Seniors Face Unique Challenges ACHIeVING a healthy diet
Summer Cooking Tips to Help Older Adults Reintroduce Fresh, Healthy Fare to their Tables
A balanced diet low in sodium, rich with essential nutrients and a controlled amount of calories is important at any age, but for the more than 36 million Americans over age 65, healthy eating presents unique challenges. As people grow older, their nutrition requirements change. Their rate of metabolism declines, their bodies require fewer calories and the risk of weight gain increases. Taste buds begin to deteriorate and with them the ability to appreciate subtle flavors, which may potentially draw older adults to sugar, unhealthy fats and salt-laden prepared and packaged foods instead of delicious and nutrient-dense fresh fruits and vegetables.
How Does Healthy Eating Get Off Track as You Age?
Many older adults may only prepare meals for one and therefore worry about wasting wholesome ingredients, like fresh fruits, vegetables, meats or dairy, which can spoil quickly and may require more frequent restocking. Seniors may find themselves choosing what is quick and easy—a frozen, prepared or take-out meal that is high in fat, salt and calories—rather than taking the time and labor to prepare fresh, nutritious meals. An unbalanced diet can complicate existing health problems or put older adults at risk for obesity, heart disease and Type 2 diabetes, which could jeopardize their ability to remain independent over the long term.
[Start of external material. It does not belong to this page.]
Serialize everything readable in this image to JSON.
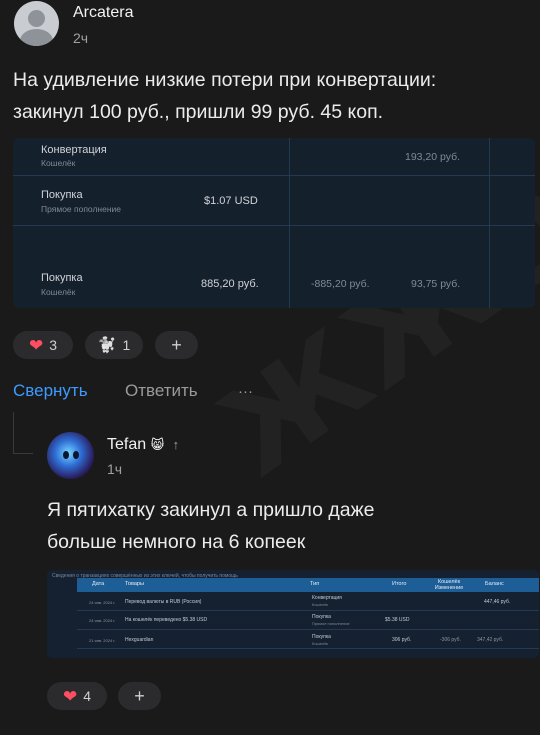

“Maintaining a healthy diet is one of the key lifestyle choices for older adults who want to stay independent and active,” said Jon Benson, director of culinary operations at Classic Residence by Hyatt. “I encourage older adults to take advantage of all the delicious fruits and vegetables at the peak of freshness this time of year.”
Fresh and Healthy Summertime Fare
Summer is an ideal time for older adults to reintroduce themselves to fruits and vegetables that are surprisingly delicious, convenient, packed with vitamins and minerals, and naturally low in fat, calories and sodium. Many fruits and vegetables reach their peak freshness during the summer and have a versatile range of low fuss preparation methods such as eating them raw or microwave cooking. During the summer months, fresh, locally grown produce is readily available at the area farmer’s markets making healthy meal planning even easier for older adults.Summer Cooking Tips for All Ages
Jon Benson recommends the following cooking tips to make the most out of the summer season:
- Shop at the farmers’ market: Visit a local farmers’ market and choose a new vegetable you have never prepared before. You can also be more selective about the amount of food that you buy, for example, choosing two large carrots for a meal versus a whole bag of carrots from the grocery store.
- Fire up the grill: Countless vegetables and even some fruits can be grilled for an easy one-person meal. Grilling requires less cleanup than stovetop cooking, and you can easily marinate meats and vegetables in a plastic zipper bag. A piece of salmon or chicken breast can be grilled and served on top of mixed green salad with vinaigrette dressing.
- Season to perfection: Add flavorful herbs from the garden such as rosemary, basil, dill or lavender to your cooking.
- Build your plate: Portion the food on your plate to include approximately one-fourth portion of fruits, one-fourth portion of vegetables, one-fourth portion of a meat or protein and one-fourth portion of a whole grain. Add a small portion of low fat dairy and you have a perfectly balanced meal.
- Mix refreshing drinks: Stay cool by making your own smoothies or fruit-infused water. Adding cucumber or watermelon to ice water is a refreshing alternative to high calorie sodas.
- Freeze your fruits: Fruits such as strawberries, blueberries and raspberries can be frozen for use at a later time, reducing food waste.